#### Goal of the exercise:
Would you repeat all the lines below, exactly as they stand?

#### Input material:
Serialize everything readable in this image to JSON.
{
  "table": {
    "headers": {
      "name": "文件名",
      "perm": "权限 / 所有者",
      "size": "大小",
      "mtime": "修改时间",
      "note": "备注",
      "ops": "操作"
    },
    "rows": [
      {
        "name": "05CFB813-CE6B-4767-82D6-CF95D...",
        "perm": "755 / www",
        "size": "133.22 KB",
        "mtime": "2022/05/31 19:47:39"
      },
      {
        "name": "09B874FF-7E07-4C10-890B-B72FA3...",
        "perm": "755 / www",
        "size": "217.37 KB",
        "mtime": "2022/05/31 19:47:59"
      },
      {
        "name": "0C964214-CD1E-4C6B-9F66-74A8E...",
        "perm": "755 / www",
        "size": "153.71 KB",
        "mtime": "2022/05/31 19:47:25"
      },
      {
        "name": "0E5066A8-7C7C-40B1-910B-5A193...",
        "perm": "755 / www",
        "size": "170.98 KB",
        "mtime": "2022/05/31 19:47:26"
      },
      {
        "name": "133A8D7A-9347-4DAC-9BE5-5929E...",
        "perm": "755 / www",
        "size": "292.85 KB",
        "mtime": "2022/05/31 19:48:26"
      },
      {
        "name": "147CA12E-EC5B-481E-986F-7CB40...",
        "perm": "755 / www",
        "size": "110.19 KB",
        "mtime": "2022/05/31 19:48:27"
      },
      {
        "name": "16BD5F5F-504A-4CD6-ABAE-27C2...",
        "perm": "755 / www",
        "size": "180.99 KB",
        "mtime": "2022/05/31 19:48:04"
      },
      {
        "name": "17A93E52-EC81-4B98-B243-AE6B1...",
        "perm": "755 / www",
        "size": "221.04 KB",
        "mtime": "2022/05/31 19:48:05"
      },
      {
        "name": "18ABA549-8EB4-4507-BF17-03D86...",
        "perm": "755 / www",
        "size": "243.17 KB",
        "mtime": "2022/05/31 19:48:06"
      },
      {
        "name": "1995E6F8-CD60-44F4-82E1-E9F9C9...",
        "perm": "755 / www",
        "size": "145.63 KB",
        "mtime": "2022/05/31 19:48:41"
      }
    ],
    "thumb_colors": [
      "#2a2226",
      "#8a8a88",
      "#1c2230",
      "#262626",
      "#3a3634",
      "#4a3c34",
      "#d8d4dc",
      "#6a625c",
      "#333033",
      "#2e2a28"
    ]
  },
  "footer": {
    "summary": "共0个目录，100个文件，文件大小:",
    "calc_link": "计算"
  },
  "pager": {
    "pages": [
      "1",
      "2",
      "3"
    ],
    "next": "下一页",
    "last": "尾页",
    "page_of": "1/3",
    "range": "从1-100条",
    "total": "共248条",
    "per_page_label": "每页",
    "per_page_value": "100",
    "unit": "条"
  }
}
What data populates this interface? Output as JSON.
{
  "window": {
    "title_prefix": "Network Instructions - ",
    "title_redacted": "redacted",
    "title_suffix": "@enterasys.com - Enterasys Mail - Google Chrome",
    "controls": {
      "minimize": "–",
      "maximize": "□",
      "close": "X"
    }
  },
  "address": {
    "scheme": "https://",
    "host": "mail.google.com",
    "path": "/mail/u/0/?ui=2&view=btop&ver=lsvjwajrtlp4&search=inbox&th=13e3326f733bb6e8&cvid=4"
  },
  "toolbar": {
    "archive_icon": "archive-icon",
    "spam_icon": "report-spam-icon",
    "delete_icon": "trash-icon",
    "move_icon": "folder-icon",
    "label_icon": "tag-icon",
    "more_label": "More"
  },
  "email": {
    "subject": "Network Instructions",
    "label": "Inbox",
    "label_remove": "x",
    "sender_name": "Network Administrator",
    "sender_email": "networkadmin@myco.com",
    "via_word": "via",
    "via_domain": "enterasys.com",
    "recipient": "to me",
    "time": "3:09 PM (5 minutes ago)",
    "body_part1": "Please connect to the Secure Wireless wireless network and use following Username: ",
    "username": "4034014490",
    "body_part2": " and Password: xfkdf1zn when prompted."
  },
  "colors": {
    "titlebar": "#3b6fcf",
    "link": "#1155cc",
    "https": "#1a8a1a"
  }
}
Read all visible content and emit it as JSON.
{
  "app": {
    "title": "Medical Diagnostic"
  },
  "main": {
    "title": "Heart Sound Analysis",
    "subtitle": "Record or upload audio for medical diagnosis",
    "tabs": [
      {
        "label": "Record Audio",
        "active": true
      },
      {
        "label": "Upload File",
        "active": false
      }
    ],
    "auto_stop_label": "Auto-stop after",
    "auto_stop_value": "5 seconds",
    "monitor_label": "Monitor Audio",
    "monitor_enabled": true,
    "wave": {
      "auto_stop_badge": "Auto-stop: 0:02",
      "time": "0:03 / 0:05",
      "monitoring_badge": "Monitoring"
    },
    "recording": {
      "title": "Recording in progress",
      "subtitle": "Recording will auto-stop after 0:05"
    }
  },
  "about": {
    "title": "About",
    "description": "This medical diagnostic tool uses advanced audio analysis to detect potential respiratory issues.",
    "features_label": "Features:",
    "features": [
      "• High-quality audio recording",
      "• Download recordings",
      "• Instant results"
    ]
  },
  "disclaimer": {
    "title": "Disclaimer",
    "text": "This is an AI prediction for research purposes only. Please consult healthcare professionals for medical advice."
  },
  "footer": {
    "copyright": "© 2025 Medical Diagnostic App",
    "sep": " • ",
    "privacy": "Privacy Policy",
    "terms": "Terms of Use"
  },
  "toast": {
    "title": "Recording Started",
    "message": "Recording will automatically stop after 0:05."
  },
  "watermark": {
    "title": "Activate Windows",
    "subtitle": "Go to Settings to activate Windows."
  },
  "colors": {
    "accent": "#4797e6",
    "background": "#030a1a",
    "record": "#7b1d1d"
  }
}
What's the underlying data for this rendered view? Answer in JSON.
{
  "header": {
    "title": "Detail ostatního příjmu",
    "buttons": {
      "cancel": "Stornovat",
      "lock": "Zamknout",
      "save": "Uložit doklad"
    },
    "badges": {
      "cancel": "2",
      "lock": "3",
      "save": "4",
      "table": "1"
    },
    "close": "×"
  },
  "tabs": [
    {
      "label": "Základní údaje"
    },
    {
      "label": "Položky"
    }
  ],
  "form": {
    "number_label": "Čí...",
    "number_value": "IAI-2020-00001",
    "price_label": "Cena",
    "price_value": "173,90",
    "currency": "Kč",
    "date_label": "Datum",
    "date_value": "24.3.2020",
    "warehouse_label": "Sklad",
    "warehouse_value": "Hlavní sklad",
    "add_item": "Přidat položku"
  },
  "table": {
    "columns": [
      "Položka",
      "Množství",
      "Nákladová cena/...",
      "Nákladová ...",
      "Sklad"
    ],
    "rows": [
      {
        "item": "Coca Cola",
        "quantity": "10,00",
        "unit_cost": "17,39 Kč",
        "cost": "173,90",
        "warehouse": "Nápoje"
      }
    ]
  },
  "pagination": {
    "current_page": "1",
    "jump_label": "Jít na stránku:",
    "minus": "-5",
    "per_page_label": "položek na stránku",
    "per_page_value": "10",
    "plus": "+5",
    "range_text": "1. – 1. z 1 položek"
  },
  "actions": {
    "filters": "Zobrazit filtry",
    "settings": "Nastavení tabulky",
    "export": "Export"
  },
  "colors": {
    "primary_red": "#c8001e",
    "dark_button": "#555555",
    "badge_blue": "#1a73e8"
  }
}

#### Output of the task:
Serialize everything readable in this image to JSON.
{
  "table": {
    "headers": {
      "name": "文件名",
      "perm": "权限 / 所有者",
      "size": "大小",
      "mtime": "修改时间",
      "note": "备注",
      "ops": "操作"
    },
    "rows": [
      {
        "name": "05CFB813-CE6B-4767-82D6-CF95D...",
        "perm": "755 / www",
        "size": "133.22 KB",
        "mtime": "2022/05/31 19:47:39"
      },
      {
        "name": "09B874FF-7E07-4C10-890B-B72FA3...",
        "perm": "755 / www",
        "size": "217.37 KB",
        "mtime": "2022/05/31 19:47:59"
      },
      {
        "name": "0C964214-CD1E-4C6B-9F66-74A8E...",
        "perm": "755 / www",
        "size": "153.71 KB",
        "mtime": "2022/05/31 19:47:25"
      },
      {
        "name": "0E5066A8-7C7C-40B1-910B-5A193...",
        "perm": "755 / www",
        "size": "170.98 KB",
        "mtime": "2022/05/31 19:47:26"
      },
      {
        "name": "133A8D7A-9347-4DAC-9BE5-5929E...",
        "perm": "755 / www",
        "size": "292.85 KB",
        "mtime": "2022/05/31 19:48:26"
      },
      {
        "name": "147CA12E-EC5B-481E-986F-7CB40...",
        "perm": "755 / www",
        "size": "110.19 KB",
        "mtime": "2022/05/31 19:48:27"
      },
      {
        "name": "16BD5F5F-504A-4CD6-ABAE-27C2...",
        "perm": "755 / www",
        "size": "180.99 KB",
        "mtime": "2022/05/31 19:48:04"
      },
      {
        "name": "17A93E52-EC81-4B98-B243-AE6B1...",
        "perm": "755 / www",
        "size": "221.04 KB",
        "mtime": "2022/05/31 19:48:05"
      },
      {
        "name": "18ABA549-8EB4-4507-BF17-03D86...",
        "perm": "755 / www",
        "size": "243.17 KB",
        "mtime": "2022/05/31 19:48:06"
      },
      {
        "name": "1995E6F8-CD60-44F4-82E1-E9F9C9...",
        "perm": "755 / www",
        "size": "145.63 KB",
        "mtime": "2022/05/31 19:48:41"
      }
    ],
    "thumb_colors": [
      "#2a2226",
      "#8a8a88",
      "#1c2230",
      "#262626",
      "#3a3634",
      "#4a3c34",
      "#d8d4dc",
      "#6a625c",
      "#333033",
      "#2e2a28"
    ]
  },
  "footer": {
    "summary": "共0个目录，100个文件，文件大小:",
    "calc_link": "计算"
  },
  "pager": {
    "pages": [
      "1",
      "2",
      "3"
    ],
    "next": "下一页",
    "last": "尾页",
    "page_of": "1/3",
    "range": "从1-100条",
    "total": "共248条",
    "per_page_label": "每页",
    "per_page_value": "100",
    "unit": "条"
  }
}
What data populates this interface? Output as JSON.
{
  "window": {
    "title_prefix": "Network Instructions - ",
    "title_redacted": "redacted",
    "title_suffix": "@enterasys.com - Enterasys Mail - Google Chrome",
    "controls": {
      "minimize": "–",
      "maximize": "□",
      "close": "X"
    }
  },
  "address": {
    "scheme": "https://",
    "host": "mail.google.com",
    "path": "/mail/u/0/?ui=2&view=btop&ver=lsvjwajrtlp4&search=inbox&th=13e3326f733bb6e8&cvid=4"
  },
  "toolbar": {
    "archive_icon": "archive-icon",
    "spam_icon": "report-spam-icon",
    "delete_icon": "trash-icon",
    "move_icon": "folder-icon",
    "label_icon": "tag-icon",
    "more_label": "More"
  },
  "email": {
    "subject": "Network Instructions",
    "label": "Inbox",
    "label_remove": "x",
    "sender_name": "Network Administrator",
    "sender_email": "networkadmin@myco.com",
    "via_word": "via",
    "via_domain": "enterasys.com",
    "recipient": "to me",
    "time": "3:09 PM (5 minutes ago)",
    "body_part1": "Please connect to the Secure Wireless wireless network and use following Username: ",
    "username": "4034014490",
    "body_part2": " and Password: xfkdf1zn when prompted."
  },
  "colors": {
    "titlebar": "#3b6fcf",
    "link": "#1155cc",
    "https": "#1a8a1a"
  }
}
Read all visible content and emit it as JSON.
{
  "app": {
    "title": "Medical Diagnostic"
  },
  "main": {
    "title": "Heart Sound Analysis",
    "subtitle": "Record or upload audio for medical diagnosis",
    "tabs": [
      {
        "label": "Record Audio",
        "active": true
      },
      {
        "label": "Upload File",
        "active": false
      }
    ],
    "auto_stop_label": "Auto-stop after",
    "auto_stop_value": "5 seconds",
    "monitor_label": "Monitor Audio",
    "monitor_enabled": true,
    "wave": {
      "auto_stop_badge": "Auto-stop: 0:02",
      "time": "0:03 / 0:05",
      "monitoring_badge": "Monitoring"
    },
    "recording": {
      "title": "Recording in progress",
      "subtitle": "Recording will auto-stop after 0:05"
    }
  },
  "about": {
    "title": "About",
    "description": "This medical diagnostic tool uses advanced audio analysis to detect potential respiratory issues.",
    "features_label": "Features:",
    "features": [
      "• High-quality audio recording",
      "• Download recordings",
      "• Instant results"
    ]
  },
  "disclaimer": {
    "title": "Disclaimer",
    "text": "This is an AI prediction for research purposes only. Please consult healthcare professionals for medical advice."
  },
  "footer": {
    "copyright": "© 2025 Medical Diagnostic App",
    "sep": " • ",
    "privacy": "Privacy Policy",
    "terms": "Terms of Use"
  },
  "toast": {
    "title": "Recording Started",
    "message": "Recording will automatically stop after 0:05."
  },
  "watermark": {
    "title": "Activate Windows",
    "subtitle": "Go to Settings to activate Windows."
  },
  "colors": {
    "accent": "#4797e6",
    "background": "#030a1a",
    "record": "#7b1d1d"
  }
}
What's the underlying data for this rendered view? Answer in JSON.
{
  "header": {
    "title": "Detail ostatního příjmu",
    "buttons": {
      "cancel": "Stornovat",
      "lock": "Zamknout",
      "save": "Uložit doklad"
    },
    "badges": {
      "cancel": "2",
      "lock": "3",
      "save": "4",
      "table": "1"
    },
    "close": "×"
  },
  "tabs": [
    {
      "label": "Základní údaje"
    },
    {
      "label": "Položky"
    }
  ],
  "form": {
    "number_label": "Čí...",
    "number_value": "IAI-2020-00001",
    "price_label": "Cena",
    "price_value": "173,90",
    "currency": "Kč",
    "date_label": "Datum",
    "date_value": "24.3.2020",
    "warehouse_label": "Sklad",
    "warehouse_value": "Hlavní sklad",
    "add_item": "Přidat položku"
  },
  "table": {
    "columns": [
      "Položka",
      "Množství",
      "Nákladová cena/...",
      "Nákladová ...",
      "Sklad"
    ],
    "rows": [
      {
        "item": "Coca Cola",
        "quantity": "10,00",
        "unit_cost": "17,39 Kč",
        "cost": "173,90",
        "warehouse": "Nápoje"
      }
    ]
  },
  "pagination": {
    "current_page": "1",
    "jump_label": "Jít na stránku:",
    "minus": "-5",
    "per_page_label": "položek na stránku",
    "per_page_value": "10",
    "plus": "+5",
    "range_text": "1. – 1. z 1 položek"
  },
  "actions": {
    "filters": "Zobrazit filtry",
    "settings": "Nastavení tabulky",
    "export": "Export"
  },
  "colors": {
    "primary_red": "#c8001e",
    "dark_button": "#555555",
    "badge_blue": "#1a73e8"
  }
}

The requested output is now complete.